Task statement:
Count how many lines in this material contain "date". The answer is that number alone.
___ Excerpted data
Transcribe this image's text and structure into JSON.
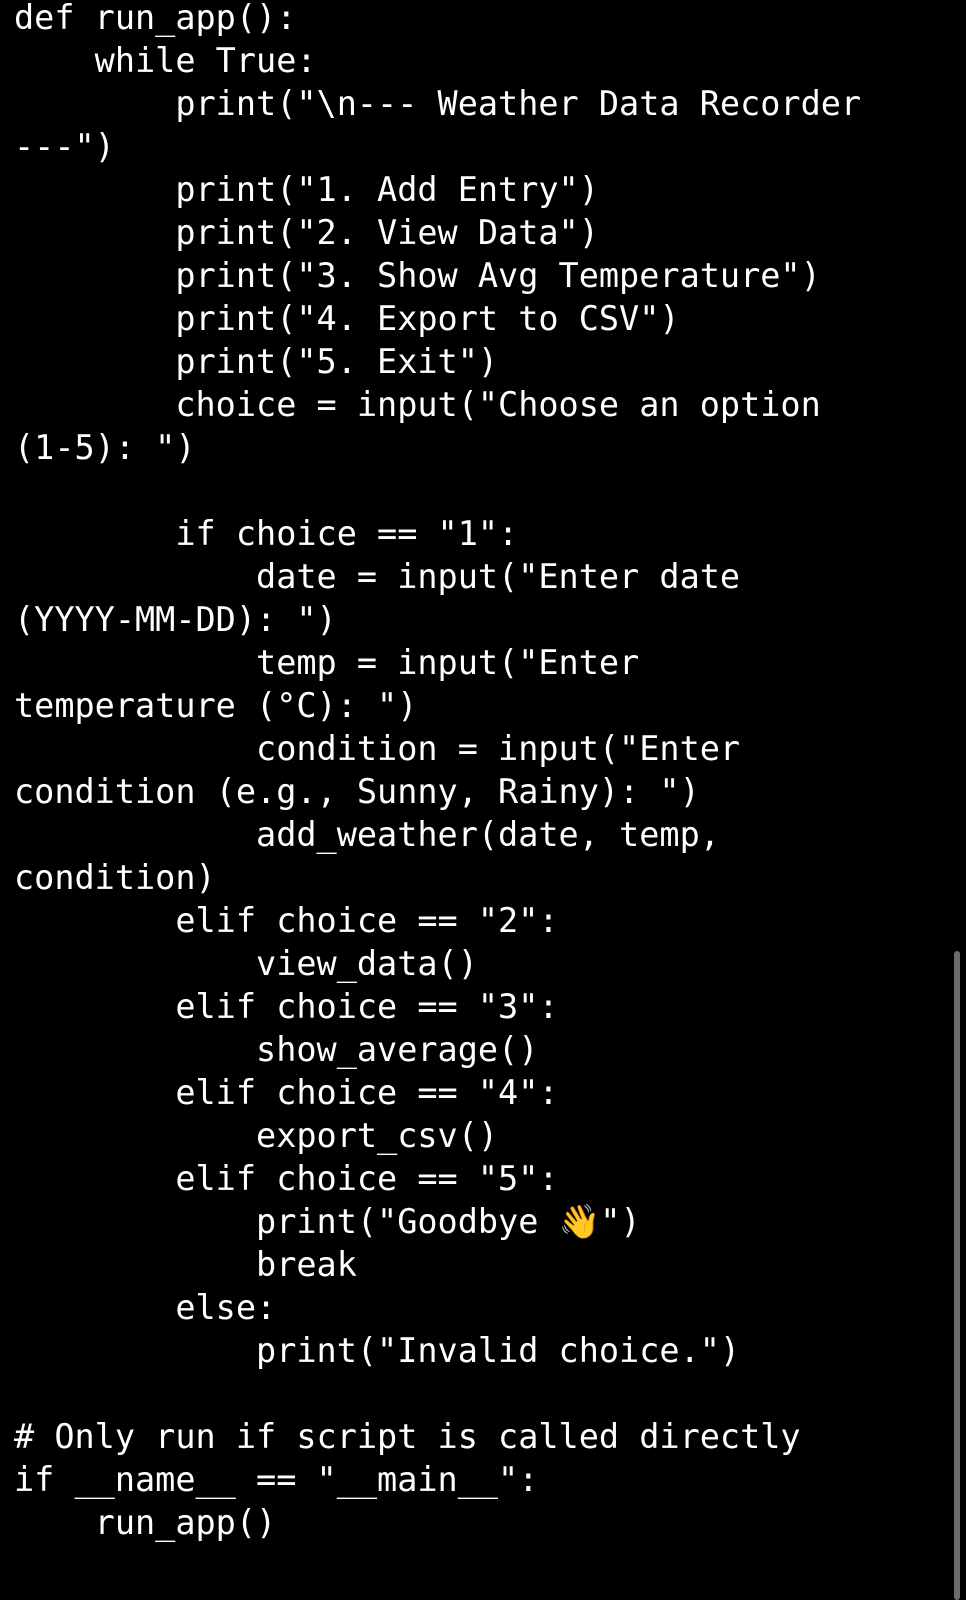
{
  "editor": {
    "lines": [
      "def run_app():",
      "    while True:",
      "        print(\"\\n--- Weather Data Recorder",
      "---\")",
      "        print(\"1. Add Entry\")",
      "        print(\"2. View Data\")",
      "        print(\"3. Show Avg Temperature\")",
      "        print(\"4. Export to CSV\")",
      "        print(\"5. Exit\")",
      "        choice = input(\"Choose an option",
      "(1-5): \")",
      "",
      "        if choice == \"1\":",
      "            date = input(\"Enter date",
      "(YYYY-MM-DD): \")",
      "            temp = input(\"Enter",
      "temperature (°C): \")",
      "            condition = input(\"Enter",
      "condition (e.g., Sunny, Rainy): \")",
      "            add_weather(date, temp,",
      "condition)",
      "        elif choice == \"2\":",
      "            view_data()",
      "        elif choice == \"3\":",
      "            show_average()",
      "        elif choice == \"4\":",
      "            export_csv()",
      "        elif choice == \"5\":",
      "            print(\"Goodbye 👋\")",
      "            break",
      "        else:",
      "            print(\"Invalid choice.\")",
      "",
      "# Only run if script is called directly",
      "if __name__ == \"__main__\":",
      "    run_app()"
    ]
  },
  "colors": {
    "background": "#000000",
    "text": "#ffffff",
    "scrollbar": "#6b6b6b"
  }
}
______
Answer box:
2